* _Input records_
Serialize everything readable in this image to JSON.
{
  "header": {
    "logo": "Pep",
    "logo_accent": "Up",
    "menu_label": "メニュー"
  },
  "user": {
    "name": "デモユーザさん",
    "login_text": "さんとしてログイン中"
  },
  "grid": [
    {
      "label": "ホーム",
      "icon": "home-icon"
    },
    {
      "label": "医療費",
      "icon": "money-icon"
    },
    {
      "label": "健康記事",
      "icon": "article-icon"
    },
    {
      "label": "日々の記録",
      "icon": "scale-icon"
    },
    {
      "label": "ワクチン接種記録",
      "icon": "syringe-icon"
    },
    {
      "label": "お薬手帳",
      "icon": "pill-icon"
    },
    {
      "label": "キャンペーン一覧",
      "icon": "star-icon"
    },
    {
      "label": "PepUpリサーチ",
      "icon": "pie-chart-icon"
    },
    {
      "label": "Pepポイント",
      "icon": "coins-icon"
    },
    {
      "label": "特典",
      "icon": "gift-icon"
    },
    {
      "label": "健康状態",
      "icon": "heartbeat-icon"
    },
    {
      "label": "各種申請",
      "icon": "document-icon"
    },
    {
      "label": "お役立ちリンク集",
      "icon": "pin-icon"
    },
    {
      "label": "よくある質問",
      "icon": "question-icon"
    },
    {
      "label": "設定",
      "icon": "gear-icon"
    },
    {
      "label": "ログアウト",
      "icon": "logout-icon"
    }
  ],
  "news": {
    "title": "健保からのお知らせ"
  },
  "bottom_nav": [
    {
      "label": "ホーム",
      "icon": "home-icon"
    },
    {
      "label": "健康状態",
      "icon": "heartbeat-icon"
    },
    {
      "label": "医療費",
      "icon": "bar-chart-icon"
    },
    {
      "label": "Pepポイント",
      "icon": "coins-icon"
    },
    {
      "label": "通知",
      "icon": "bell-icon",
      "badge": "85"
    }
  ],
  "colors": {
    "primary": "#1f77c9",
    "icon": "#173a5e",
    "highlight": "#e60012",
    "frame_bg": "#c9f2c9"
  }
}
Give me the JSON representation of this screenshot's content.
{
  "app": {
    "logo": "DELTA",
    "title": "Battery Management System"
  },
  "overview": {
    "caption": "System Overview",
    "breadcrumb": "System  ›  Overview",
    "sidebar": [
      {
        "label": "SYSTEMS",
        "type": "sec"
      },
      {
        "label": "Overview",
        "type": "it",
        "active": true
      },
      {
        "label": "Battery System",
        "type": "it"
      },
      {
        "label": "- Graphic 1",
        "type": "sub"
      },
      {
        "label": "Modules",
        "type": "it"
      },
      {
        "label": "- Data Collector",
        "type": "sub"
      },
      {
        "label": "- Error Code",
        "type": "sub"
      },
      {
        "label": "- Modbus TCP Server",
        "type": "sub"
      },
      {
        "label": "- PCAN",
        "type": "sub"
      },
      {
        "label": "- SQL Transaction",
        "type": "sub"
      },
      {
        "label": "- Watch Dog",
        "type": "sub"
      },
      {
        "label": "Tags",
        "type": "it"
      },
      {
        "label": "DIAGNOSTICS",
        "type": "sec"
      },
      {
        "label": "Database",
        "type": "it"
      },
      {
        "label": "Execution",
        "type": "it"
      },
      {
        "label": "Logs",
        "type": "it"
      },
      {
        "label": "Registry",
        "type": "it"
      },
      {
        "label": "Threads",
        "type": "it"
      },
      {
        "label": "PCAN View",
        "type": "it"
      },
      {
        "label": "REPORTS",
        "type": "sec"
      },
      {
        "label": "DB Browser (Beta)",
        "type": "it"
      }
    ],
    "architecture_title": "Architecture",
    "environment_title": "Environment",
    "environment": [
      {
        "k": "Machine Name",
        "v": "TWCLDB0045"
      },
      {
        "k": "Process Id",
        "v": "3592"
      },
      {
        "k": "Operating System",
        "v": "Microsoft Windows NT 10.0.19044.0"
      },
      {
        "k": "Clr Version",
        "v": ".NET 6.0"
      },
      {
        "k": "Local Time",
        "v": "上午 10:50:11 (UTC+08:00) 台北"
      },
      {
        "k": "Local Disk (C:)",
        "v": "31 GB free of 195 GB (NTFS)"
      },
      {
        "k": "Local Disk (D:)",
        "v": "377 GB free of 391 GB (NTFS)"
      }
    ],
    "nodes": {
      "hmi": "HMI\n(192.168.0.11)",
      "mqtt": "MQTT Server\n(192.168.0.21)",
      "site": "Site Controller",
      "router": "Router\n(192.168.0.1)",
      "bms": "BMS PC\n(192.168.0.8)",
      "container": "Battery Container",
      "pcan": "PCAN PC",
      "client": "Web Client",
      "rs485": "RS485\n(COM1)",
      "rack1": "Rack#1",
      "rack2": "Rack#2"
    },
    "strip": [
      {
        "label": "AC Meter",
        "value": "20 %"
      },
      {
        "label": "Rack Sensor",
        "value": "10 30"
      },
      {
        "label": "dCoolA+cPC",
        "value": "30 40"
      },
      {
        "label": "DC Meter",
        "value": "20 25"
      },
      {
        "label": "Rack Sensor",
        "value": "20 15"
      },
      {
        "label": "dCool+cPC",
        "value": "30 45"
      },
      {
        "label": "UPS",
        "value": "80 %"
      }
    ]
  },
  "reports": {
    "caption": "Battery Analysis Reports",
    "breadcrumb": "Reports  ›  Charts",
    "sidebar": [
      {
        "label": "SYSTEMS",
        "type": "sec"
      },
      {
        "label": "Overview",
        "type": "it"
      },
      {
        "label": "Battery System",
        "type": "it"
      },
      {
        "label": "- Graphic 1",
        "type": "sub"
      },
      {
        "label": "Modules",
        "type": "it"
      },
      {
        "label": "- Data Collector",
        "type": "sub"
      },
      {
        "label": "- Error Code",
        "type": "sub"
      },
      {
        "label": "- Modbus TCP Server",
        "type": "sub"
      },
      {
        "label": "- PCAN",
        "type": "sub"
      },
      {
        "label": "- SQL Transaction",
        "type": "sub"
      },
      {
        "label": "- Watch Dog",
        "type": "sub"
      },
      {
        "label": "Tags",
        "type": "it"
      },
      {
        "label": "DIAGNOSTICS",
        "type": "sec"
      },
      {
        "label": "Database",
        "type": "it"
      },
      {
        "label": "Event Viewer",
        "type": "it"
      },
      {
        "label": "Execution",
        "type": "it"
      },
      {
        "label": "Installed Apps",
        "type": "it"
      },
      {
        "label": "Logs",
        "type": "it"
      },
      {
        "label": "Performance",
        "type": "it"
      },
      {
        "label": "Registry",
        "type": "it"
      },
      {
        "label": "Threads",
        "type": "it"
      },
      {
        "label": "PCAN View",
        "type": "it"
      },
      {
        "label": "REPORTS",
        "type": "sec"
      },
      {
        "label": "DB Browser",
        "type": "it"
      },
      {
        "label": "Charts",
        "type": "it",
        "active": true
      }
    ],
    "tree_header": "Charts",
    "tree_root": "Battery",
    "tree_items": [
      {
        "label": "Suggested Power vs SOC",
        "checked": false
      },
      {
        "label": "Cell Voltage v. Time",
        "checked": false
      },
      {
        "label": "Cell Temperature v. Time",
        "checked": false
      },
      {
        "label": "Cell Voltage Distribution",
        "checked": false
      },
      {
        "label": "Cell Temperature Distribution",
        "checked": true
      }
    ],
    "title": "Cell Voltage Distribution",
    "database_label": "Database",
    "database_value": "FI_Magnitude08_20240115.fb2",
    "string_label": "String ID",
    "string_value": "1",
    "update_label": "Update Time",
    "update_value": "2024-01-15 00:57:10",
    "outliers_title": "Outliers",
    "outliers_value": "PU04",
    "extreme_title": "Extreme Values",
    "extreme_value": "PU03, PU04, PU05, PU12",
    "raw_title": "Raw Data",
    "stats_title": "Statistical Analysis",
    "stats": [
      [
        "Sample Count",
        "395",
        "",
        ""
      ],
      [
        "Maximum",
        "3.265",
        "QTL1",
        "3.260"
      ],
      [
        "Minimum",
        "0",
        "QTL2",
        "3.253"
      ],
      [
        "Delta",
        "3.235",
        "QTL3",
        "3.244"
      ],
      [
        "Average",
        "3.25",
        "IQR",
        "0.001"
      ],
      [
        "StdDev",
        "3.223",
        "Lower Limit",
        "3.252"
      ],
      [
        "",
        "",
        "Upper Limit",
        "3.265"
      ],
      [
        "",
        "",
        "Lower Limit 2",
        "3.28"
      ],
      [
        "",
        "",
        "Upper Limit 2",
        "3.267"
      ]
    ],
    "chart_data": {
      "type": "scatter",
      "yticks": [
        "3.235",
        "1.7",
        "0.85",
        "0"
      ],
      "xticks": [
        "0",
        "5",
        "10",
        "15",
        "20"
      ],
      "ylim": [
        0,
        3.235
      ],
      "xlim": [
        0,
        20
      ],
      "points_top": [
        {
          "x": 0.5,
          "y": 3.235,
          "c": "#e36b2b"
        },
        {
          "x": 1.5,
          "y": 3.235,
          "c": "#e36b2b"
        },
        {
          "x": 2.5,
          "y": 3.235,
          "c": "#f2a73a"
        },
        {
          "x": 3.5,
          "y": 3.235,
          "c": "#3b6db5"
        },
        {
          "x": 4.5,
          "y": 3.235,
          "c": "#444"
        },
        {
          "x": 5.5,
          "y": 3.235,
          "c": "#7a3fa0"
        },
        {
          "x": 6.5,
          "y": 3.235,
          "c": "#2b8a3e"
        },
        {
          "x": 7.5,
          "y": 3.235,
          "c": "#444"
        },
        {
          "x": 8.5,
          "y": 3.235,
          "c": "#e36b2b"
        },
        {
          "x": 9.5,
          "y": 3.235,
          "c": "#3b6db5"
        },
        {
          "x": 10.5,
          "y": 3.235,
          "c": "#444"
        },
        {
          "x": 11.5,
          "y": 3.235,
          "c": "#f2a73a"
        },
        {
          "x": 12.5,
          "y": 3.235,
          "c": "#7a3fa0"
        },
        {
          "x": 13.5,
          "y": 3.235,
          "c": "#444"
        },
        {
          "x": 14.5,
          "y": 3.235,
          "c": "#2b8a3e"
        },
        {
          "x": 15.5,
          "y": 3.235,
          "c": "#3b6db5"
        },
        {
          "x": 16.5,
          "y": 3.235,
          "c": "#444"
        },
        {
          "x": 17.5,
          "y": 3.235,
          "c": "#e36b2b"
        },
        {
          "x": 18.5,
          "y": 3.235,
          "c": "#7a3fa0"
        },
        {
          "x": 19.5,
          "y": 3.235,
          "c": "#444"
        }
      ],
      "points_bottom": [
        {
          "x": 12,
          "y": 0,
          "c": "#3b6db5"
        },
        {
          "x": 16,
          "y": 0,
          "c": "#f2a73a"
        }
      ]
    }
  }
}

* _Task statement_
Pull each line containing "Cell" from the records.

* _Exercise answer_
        "label": "Cell Voltage v. Time",
        "label": "Cell Temperature v. Time",
        "label": "Cell Voltage Distribution",
        "label": "Cell Temperature Distribution",
    "title": "Cell Voltage Distribution",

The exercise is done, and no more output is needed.